BAGHDAD — The long-suffering residents of Amerli, an impoverished town in northern Iraq that has been besieged by Sunni jihadists for two months, were relieved Saturday that help had finally arrived.
Militia leaders and government officials said a coordinated offensive to clear the Islamic State-controlled towns around Amerli — and eventually the siege’s front line — began after nightfall in Iraq on Saturday.
Amerli residents and local officials said Friday and Saturday that reports of the offensive, as well as U.S. airstrikes against Islamic State militants and aid drops to residents, have boosted morale in the Shiite town, which has accused Washington and Baghdad of failing to stop the siege.
Karim al-Nouri, a high-ranking official in the Badr Brigades, a large Shiite militia, said that around 7:30 p.m., thousands of the militia’s fighters moved toward the nearby Sunni town of Suleiman Beg, thought to be under the Islamic State’s control. Nouri said the operation was carried out in collaboration with other armed groups, the Iraqi air force and army.
“We are moving from all sides,” he said.

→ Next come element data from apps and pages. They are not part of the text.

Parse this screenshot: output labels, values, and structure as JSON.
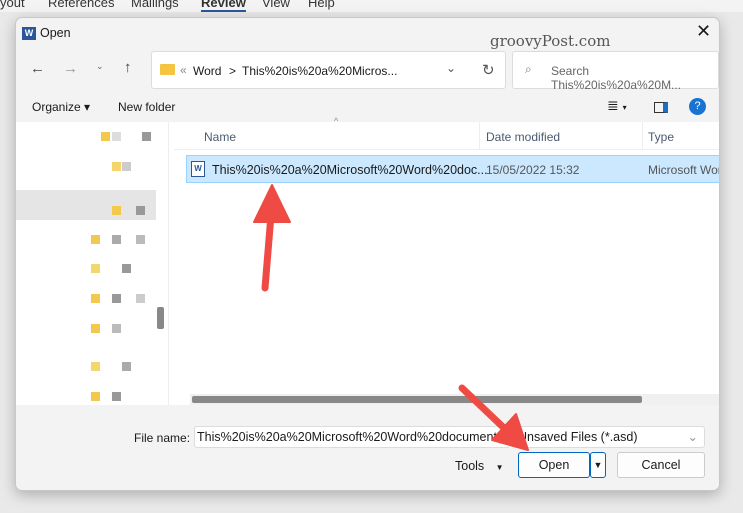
{
  "ribbon": {
    "tabs": [
      "yout",
      "References",
      "Mailings",
      "Review",
      "View",
      "Help"
    ]
  },
  "dialog": {
    "title": "Open",
    "watermark": "groovyPost.com",
    "address": {
      "prefix": "«",
      "folder": "Word",
      "sep": ">",
      "current": "This%20is%20a%20Micros..."
    },
    "search_placeholder": "Search This%20is%20a%20M...",
    "toolbar": {
      "organize": "Organize ▾",
      "new_folder": "New folder",
      "help": "?"
    },
    "columns": {
      "name": "Name",
      "date": "Date modified",
      "type": "Type"
    },
    "files": [
      {
        "name": "This%20is%20a%20Microsoft%20Word%20doc...",
        "date": "15/05/2022 15:32",
        "type": "Microsoft Wor"
      }
    ],
    "file_name_label": "File name:",
    "file_name_value": "This%20is%20a%20Microsoft%20Word%20document((",
    "file_type": "Unsaved Files (*.asd)",
    "tools": "Tools",
    "open": "Open",
    "cancel": "Cancel"
  },
  "colors": {
    "accent": "#0067c0",
    "selected": "#cce8ff",
    "arrow": "#ef4a43"
  }
}
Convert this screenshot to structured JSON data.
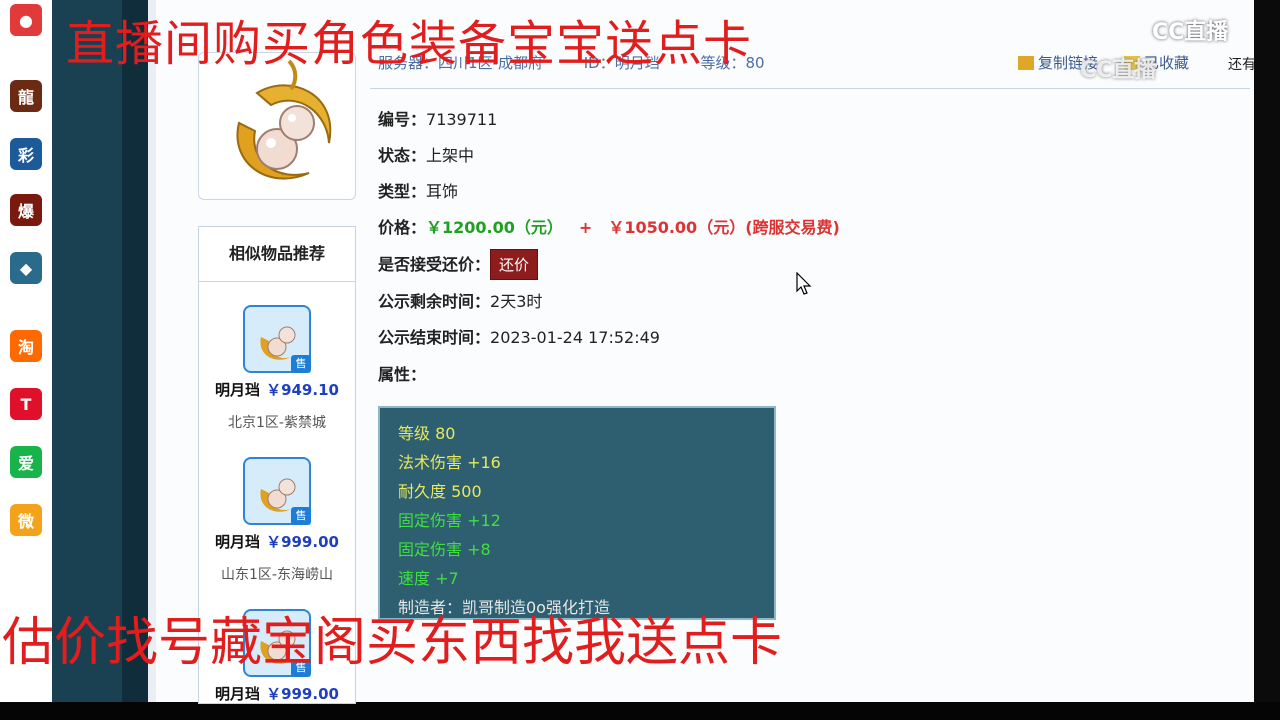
{
  "overlay": {
    "top": "直播间购买角色装备宝宝送点卡",
    "bottom": "估价找号藏宝阁买东西找我送点卡",
    "watermark": "CC直播"
  },
  "dock": {
    "icons": [
      {
        "name": "cc-app-icon",
        "color": "#e13a3a",
        "glyph": "●"
      },
      {
        "name": "game-icon-1",
        "color": "#6b2a12",
        "glyph": "龍"
      },
      {
        "name": "game-icon-2",
        "color": "#1c5a9a",
        "glyph": "彩"
      },
      {
        "name": "game-icon-3",
        "color": "#7a1a0e",
        "glyph": "爆"
      },
      {
        "name": "game-icon-4",
        "color": "#2a6a8a",
        "glyph": "◆"
      },
      {
        "name": "taobao-icon",
        "color": "#ff6a00",
        "glyph": "淘"
      },
      {
        "name": "tmall-icon",
        "color": "#e0102b",
        "glyph": "T"
      },
      {
        "name": "iqiyi-icon",
        "color": "#18b34a",
        "glyph": "爱"
      },
      {
        "name": "weibo-icon",
        "color": "#f4a21a",
        "glyph": "微"
      }
    ]
  },
  "header": {
    "meta": [
      "服务器：四川1区-成都府",
      "ID：明月珰",
      "等级：80"
    ],
    "copy_label": "复制链接",
    "fav_label": "已收藏",
    "more_label": "还有"
  },
  "similar": {
    "title": "相似物品推荐",
    "sale_badge": "售",
    "items": [
      {
        "name": "明月珰",
        "price": "￥949.10",
        "server": "北京1区-紫禁城"
      },
      {
        "name": "明月珰",
        "price": "￥999.00",
        "server": "山东1区-东海崂山"
      },
      {
        "name": "明月珰",
        "price": "￥999.00",
        "server": ""
      }
    ]
  },
  "detail": {
    "id_label": "编号：",
    "id_value": "7139711",
    "status_label": "状态：",
    "status_value": "上架中",
    "type_label": "类型：",
    "type_value": "耳饰",
    "price_label": "价格：",
    "price_main": "￥1200.00（元）",
    "price_plus": "+",
    "price_fee": "￥1050.00（元）(跨服交易费)",
    "counter_label": "是否接受还价：",
    "counter_button": "还价",
    "remain_label": "公示剩余时间：",
    "remain_value": "2天3时",
    "end_label": "公示结束时间：",
    "end_value": "2023-01-24 17:52:49",
    "attr_label": "属性："
  },
  "attributes": [
    {
      "text": "等级 80",
      "color": "#e8e85a"
    },
    {
      "text": "法术伤害 +16",
      "color": "#e8e85a"
    },
    {
      "text": "耐久度 500",
      "color": "#e8e85a"
    },
    {
      "text": "固定伤害 +12",
      "color": "#3ee03e"
    },
    {
      "text": "固定伤害 +8",
      "color": "#3ee03e"
    },
    {
      "text": "速度 +7",
      "color": "#3ee03e"
    },
    {
      "text": "制造者：凯哥制造0o强化打造",
      "color": "#e6e6e6"
    }
  ]
}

The U.N.’s special representative to Iraq warned last week of a potential “massacre” if the militants manage to enter Amerli, which is home to members of Iraq’s Turkmen ethnic minority.
More than 20 people have died of hunger and dehydration in the town in the past two months as residents struggled to fight off the attackers, local activists say.
On Saturday, Rafid Moussa, a helicopter co-pilot with the Iraqi air force who said he has flown aid drops and evacuation missions into Amerli, described an isolated population of “simple” farmers desperate to escape.
“We open only one door, and we don’t let the stairs down,” Moussa said of the rescue missions. His account was borne out by videos he had filmed showing villagers running between mud-brick homes toward the helicopter, frantic to board it.
The helicopter stays on the ground for five minutes, and the crew takes only women and children, Moussa said.
Rescues and aid drops had been limited, and Iraqi air force strikes have failed to open a humanitarian corridor out of the town. But local residents and fighters in the area described an uptick in attacks targeting militants, with more than half a dozen airstrikes outside the town Friday, raising people’s spirits.
“Even though people are hungry, when they see the airstrikes, they know that someone is doing something to help them, and this will end,” said Mehdi al-Bayati, a local principal-turned-activist.
An Iraqi Defense Ministry official who spoke on the condition of anonymity because he was not authorized to speak for the ministry said Saturday that the United States had carried out the strikes — a claim also made by Iraqi media and some Amerli residents over the past two days.
Rear Adm. John Kirby, the Pentagon’s spokesman, confirmed in a statement Saturday that the U.S. carried out airstrikes against the Islamic State in northern Iraq. The Pentagon has also confirmed an effort early this month to open a humanitarian corridor to a besieged community near the Syrian border.
Last week, the Salaam Brigades, a Shiite militia, said it had mobilized thousands of fighters to help break the Amerli siege.
Hazim al-Zamili, a Shiite lawmaker who has acted as a “general coordinator” for the Salaam Brigades, formerly known as the Mahdi Army, said Saturday that the militia’s fighters were starting to attack Sunni towns ringing Amerli, in coordination with the Iraqi military and Kurdish pesh merga forces.
The militia has tried before to end the siege. Zamili predicted its fighters would break through this time in a matter of days.
Erin Cunningham in Irbil, Iraq, and Mustafa Salim in Baghdad contributed to this report.